In your corner,

Mike

PS: What’s the most important thing to get done today? (See, you knew the answer right away.)

 

Today’s photo credit: Tim Pierce accomplished (344/365) via photopin (license)

The Siren Songs That Tempt Every Leader

Posted on Leave a commentPosted in Do=Natural flow of action, Leading, Strategy
Reading time: 1 min.

Trying to figure it all out and get it all done are the siren songs of leadership. They snare us every time.

We can avoid the rocks of micromanagement and the shoals of overwrought strategy by leading instead of deciding or doing. We have more than enough to do as captain of the ship. Our work is getting clear on desired outcomes, setting up rules of engagement so that everyone can win, believing (really, really) we will succeed, tracking and tacking, and getting out of the way so that others can execute.

Let them do the figuring out and executing.

 

In your corner,

Mike

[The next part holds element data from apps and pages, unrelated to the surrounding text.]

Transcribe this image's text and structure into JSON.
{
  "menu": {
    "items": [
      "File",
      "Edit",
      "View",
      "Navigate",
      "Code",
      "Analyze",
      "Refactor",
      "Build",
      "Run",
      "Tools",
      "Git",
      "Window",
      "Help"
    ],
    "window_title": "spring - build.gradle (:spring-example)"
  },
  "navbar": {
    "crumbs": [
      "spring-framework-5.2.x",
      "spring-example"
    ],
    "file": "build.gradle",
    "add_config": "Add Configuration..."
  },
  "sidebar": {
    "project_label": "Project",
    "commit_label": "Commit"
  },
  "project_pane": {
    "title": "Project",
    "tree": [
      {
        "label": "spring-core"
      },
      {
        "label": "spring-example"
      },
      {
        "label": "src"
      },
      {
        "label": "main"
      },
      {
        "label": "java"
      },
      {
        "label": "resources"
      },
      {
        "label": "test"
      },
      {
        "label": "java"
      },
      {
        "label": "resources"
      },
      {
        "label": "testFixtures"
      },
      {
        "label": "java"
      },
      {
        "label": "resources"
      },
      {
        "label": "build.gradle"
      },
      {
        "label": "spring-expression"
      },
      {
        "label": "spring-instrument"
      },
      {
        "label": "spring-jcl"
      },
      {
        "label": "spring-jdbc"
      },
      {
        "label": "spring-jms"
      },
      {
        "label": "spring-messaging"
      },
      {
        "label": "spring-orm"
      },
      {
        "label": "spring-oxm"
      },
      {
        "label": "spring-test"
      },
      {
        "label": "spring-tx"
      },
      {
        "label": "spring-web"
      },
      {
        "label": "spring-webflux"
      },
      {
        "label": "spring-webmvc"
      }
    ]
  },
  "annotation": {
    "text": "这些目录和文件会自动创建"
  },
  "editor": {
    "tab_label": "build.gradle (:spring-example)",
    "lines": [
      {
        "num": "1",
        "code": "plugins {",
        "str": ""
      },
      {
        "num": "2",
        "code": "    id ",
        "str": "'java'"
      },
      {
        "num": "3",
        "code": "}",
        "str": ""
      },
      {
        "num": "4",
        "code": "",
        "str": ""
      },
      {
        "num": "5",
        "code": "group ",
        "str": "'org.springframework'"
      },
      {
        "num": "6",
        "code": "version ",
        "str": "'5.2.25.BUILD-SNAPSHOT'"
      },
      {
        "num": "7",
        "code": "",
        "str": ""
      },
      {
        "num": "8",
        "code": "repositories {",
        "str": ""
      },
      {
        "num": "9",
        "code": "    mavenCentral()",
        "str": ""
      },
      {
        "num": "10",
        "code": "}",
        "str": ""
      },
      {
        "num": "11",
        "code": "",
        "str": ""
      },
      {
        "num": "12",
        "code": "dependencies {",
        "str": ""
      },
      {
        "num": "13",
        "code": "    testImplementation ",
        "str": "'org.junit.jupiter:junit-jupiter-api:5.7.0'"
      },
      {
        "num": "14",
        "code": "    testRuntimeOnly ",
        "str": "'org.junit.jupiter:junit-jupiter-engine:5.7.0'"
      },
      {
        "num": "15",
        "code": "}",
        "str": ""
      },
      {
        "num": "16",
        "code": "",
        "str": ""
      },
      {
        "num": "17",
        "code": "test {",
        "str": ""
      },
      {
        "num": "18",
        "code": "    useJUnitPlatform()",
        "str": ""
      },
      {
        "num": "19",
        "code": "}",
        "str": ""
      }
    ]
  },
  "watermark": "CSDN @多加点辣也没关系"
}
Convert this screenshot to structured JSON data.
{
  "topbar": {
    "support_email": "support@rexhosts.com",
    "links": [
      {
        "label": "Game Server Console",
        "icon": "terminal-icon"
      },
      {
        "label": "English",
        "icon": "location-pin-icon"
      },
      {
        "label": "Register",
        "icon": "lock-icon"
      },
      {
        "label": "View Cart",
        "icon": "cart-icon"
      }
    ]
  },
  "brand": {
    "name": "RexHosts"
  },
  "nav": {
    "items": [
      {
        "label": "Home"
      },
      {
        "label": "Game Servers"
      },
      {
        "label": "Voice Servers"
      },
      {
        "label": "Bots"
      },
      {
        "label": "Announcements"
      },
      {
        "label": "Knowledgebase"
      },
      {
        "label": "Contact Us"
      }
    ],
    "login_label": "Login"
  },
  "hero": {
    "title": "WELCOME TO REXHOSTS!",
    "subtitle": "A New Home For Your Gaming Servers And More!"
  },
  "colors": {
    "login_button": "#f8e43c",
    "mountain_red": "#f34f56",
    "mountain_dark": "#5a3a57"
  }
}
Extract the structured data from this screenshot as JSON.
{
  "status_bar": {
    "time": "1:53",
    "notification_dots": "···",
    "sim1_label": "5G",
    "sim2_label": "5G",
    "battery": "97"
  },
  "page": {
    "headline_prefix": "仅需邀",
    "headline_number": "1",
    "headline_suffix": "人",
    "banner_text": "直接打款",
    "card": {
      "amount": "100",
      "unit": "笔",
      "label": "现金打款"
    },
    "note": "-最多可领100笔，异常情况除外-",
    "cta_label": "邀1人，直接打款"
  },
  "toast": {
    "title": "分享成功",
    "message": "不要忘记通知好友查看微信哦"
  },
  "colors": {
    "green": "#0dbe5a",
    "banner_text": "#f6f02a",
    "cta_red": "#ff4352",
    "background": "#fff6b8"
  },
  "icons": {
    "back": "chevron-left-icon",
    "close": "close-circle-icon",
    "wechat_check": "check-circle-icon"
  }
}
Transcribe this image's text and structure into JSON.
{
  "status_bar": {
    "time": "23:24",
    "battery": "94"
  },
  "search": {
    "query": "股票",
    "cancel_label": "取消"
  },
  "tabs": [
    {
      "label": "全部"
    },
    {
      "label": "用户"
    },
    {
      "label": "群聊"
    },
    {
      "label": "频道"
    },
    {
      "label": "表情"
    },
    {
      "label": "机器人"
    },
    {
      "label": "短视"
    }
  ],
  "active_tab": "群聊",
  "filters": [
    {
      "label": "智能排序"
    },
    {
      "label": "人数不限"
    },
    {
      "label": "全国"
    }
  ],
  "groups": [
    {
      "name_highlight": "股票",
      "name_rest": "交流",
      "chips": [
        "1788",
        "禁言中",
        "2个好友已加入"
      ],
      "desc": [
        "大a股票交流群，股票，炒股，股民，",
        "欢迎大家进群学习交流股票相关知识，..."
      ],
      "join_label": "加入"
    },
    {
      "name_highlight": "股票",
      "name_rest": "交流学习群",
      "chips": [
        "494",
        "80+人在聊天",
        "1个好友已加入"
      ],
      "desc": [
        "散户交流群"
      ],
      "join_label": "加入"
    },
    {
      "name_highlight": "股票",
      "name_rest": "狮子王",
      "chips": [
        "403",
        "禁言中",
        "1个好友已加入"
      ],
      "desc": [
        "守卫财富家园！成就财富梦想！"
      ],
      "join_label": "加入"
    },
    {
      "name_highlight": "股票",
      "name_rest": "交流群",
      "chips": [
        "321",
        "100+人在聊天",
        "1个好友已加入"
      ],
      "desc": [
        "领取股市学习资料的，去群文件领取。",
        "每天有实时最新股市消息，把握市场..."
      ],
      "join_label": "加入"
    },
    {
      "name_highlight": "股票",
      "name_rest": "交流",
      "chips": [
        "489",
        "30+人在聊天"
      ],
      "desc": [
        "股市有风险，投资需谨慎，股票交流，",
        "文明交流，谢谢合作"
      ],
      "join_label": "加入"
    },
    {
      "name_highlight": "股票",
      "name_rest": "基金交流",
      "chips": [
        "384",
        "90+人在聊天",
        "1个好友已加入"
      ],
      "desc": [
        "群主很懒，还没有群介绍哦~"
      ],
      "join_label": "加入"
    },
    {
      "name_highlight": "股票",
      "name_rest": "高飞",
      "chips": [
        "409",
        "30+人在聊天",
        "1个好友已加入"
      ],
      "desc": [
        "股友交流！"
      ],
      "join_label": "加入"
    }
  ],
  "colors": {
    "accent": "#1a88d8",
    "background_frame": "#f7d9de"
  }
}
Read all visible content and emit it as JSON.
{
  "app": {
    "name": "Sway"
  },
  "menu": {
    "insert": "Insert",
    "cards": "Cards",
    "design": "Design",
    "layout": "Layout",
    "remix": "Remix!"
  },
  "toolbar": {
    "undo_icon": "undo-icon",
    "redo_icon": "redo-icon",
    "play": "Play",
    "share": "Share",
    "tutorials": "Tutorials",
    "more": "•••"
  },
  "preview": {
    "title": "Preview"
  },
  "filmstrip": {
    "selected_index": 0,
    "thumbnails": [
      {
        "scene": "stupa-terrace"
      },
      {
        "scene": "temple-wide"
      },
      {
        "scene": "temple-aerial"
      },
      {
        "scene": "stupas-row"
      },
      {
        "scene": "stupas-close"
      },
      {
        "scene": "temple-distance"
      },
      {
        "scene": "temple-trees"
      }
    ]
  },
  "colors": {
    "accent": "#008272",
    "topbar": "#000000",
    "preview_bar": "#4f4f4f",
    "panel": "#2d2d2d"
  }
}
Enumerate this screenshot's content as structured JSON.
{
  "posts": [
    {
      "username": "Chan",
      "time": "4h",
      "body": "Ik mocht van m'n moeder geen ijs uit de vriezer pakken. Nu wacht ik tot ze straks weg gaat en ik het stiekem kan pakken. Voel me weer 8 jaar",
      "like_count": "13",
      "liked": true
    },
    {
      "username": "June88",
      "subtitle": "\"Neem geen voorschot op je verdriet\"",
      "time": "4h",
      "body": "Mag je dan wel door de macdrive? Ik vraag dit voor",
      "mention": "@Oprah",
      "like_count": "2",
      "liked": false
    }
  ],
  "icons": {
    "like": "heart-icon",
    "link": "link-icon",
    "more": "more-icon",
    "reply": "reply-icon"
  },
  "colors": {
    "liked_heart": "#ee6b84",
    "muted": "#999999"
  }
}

PS: One sign that you are headed for the rocks: the sense that it’d just be faster if you did the work instead of them. Steer away! Pure siren song, that.

 

Today’s photo credit Lorenzo Costa – The Yorck Project: 10.000 Meisterwerke der Malerei. DVD-ROM, 2002. ISBN 3936122202. Distributed by DIRECTMEDIA Publishing GmbH., Public Domain, Link